I fear it is too late to implement that strategy in Britain where millions may already be infected and spreading the disease unknown to themselves for lack of community testing and because the disease so often presents with only mild or non-existent symptoms, especially in its early stages.
But any effort to suppress the disease on this island can only succeed if we jointly pursue a strategy of widespread testing and contact tracing and strict controls on all incoming passengers at all ports and airports, north and south. Mr. Mason Powell mentions the 141 Garda checkpoints along the border during the foot and mouth crisis - I can assure him there were many more than that throughout the country these last few days preventing people from venturing more than 2KM from their homes except on urgent and essential business.
I am also pleased to note that since my letter was published the Irish and N. Irish public health and government officials have concluded a much needed but rather late in the day agreement to "cooperate" on Covid-19 containment and suppression arrangements in the future. I am sorry if Mr. Mason Powell feels that my criticism of N. Ireland politicians for their tardiness in coming to such arrangements earlier represents a "slur on unionist politicians", but as you can see from the above this is a life and death matter, possibly for many thousands, both north and south of the border.
I can understand why some unionist politicians and commentators may feel there is a nationalist agenda behind some calls for an all island approach, but the fact is that viruses like Covid-19 know no borders. The same argument we are having here is happening all over Europe between neighbouring countries pursuing different anti-pandemic strategies with the result that the pan-European response has been a mess, and much less effective than the strategies pursued in some Asian countries.

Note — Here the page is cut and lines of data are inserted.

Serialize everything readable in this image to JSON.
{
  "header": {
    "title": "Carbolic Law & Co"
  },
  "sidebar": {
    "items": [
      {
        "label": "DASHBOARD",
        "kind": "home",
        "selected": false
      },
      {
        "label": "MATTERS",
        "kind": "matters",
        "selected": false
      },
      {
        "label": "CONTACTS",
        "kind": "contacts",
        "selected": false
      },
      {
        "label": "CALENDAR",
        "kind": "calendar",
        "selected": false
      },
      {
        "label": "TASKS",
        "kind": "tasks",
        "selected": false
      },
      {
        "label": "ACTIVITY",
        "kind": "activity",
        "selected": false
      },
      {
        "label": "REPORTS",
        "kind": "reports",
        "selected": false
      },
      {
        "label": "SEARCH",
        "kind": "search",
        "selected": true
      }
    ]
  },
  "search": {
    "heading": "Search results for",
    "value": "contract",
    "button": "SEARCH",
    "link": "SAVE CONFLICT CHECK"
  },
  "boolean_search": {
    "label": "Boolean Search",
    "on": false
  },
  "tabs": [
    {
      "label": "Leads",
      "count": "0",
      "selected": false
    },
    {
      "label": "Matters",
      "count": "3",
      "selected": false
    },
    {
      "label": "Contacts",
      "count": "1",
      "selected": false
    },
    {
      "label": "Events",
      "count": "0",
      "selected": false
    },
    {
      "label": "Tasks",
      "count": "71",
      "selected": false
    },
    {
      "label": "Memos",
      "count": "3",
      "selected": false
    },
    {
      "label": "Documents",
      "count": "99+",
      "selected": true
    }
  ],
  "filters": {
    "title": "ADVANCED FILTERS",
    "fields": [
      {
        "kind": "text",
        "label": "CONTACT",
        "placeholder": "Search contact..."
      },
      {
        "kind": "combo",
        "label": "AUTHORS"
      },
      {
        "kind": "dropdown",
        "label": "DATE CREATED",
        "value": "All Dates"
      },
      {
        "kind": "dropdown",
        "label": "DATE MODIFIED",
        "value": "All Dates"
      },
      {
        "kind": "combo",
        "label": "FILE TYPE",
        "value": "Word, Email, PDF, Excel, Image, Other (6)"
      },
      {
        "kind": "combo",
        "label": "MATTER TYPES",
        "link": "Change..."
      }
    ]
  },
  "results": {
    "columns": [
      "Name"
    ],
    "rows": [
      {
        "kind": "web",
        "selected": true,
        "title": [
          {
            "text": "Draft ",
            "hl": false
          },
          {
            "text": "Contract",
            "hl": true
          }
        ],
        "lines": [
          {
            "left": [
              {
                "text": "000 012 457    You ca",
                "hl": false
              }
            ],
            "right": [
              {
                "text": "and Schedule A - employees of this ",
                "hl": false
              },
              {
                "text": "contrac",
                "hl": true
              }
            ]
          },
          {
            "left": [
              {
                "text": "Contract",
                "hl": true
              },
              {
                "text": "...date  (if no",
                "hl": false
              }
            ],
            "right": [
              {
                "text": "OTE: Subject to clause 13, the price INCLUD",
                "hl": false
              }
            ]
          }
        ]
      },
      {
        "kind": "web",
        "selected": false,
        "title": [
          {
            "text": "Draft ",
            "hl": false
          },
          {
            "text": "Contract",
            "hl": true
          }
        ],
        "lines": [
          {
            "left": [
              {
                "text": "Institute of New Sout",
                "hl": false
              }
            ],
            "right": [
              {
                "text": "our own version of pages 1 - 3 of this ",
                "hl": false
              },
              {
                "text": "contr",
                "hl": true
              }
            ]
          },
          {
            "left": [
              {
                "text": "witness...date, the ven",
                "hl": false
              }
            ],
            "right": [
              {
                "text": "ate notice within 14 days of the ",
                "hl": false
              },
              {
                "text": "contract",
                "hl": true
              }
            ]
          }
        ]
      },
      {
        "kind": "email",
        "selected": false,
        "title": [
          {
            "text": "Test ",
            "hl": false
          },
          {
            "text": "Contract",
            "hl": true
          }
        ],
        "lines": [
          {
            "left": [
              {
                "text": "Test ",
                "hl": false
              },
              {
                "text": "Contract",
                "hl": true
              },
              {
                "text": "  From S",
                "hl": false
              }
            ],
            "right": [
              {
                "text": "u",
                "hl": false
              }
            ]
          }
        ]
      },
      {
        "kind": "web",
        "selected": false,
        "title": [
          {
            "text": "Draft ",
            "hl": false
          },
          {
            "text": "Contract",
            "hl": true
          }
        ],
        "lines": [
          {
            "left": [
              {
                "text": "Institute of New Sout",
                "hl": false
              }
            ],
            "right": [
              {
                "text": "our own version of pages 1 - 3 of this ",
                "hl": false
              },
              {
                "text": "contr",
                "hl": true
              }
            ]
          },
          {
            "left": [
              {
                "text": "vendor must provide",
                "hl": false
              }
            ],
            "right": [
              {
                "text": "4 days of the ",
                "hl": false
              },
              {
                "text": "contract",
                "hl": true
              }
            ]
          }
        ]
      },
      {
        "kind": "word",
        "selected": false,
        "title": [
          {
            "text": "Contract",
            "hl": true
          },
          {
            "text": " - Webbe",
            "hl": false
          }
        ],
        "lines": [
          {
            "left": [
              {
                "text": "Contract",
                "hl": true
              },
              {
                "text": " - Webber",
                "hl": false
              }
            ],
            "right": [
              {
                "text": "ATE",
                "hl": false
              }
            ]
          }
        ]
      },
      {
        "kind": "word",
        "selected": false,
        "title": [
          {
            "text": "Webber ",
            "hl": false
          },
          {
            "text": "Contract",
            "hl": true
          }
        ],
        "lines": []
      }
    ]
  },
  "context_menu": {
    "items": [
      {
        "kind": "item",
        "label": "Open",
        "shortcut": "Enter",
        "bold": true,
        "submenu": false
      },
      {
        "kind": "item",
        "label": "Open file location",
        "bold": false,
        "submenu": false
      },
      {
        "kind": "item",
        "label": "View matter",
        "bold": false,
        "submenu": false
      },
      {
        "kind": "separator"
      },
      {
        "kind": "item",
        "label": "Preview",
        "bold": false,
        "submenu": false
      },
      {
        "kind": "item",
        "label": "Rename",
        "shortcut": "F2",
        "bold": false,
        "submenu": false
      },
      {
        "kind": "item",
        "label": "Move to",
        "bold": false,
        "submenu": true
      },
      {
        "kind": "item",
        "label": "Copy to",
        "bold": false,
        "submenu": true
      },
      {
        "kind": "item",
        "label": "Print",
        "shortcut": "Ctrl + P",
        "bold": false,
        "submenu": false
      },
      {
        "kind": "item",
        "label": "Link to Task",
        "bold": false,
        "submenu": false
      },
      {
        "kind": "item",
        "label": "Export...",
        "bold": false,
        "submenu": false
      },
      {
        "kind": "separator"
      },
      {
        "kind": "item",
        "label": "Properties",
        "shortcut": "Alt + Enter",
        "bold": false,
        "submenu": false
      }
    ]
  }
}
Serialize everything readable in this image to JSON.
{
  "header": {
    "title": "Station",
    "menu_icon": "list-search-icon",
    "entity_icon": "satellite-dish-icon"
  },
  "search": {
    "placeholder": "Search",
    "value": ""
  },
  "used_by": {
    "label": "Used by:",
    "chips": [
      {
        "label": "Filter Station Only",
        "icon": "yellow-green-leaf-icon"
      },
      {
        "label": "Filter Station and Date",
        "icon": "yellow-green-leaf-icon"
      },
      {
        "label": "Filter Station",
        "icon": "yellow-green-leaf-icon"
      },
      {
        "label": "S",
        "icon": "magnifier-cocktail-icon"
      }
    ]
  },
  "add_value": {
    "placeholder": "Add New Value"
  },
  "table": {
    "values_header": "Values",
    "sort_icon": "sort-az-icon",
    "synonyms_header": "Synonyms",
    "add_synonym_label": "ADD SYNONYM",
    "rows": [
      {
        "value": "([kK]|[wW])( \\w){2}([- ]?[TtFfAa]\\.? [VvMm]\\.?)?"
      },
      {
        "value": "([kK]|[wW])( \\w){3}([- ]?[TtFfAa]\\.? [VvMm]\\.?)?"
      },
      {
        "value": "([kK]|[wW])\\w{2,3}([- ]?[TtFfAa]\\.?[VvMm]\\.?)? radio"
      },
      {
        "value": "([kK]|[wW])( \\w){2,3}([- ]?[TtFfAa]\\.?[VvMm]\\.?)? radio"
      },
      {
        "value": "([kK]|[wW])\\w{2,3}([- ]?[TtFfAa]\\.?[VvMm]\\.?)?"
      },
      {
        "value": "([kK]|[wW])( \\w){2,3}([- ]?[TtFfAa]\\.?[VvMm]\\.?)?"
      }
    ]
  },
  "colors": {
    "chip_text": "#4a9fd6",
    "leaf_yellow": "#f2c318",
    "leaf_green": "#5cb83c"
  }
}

It would be a pity if we were to let different political allegiances interfere in the development of a comprehensive and coherent anti-pandemic response. Covid-19 could end up killing far more people on this island than the Troubles ever did. It's time to bury the hatchet and work together, but that also means implementing strategies that have been shown to work better, regardless of who proposed them first.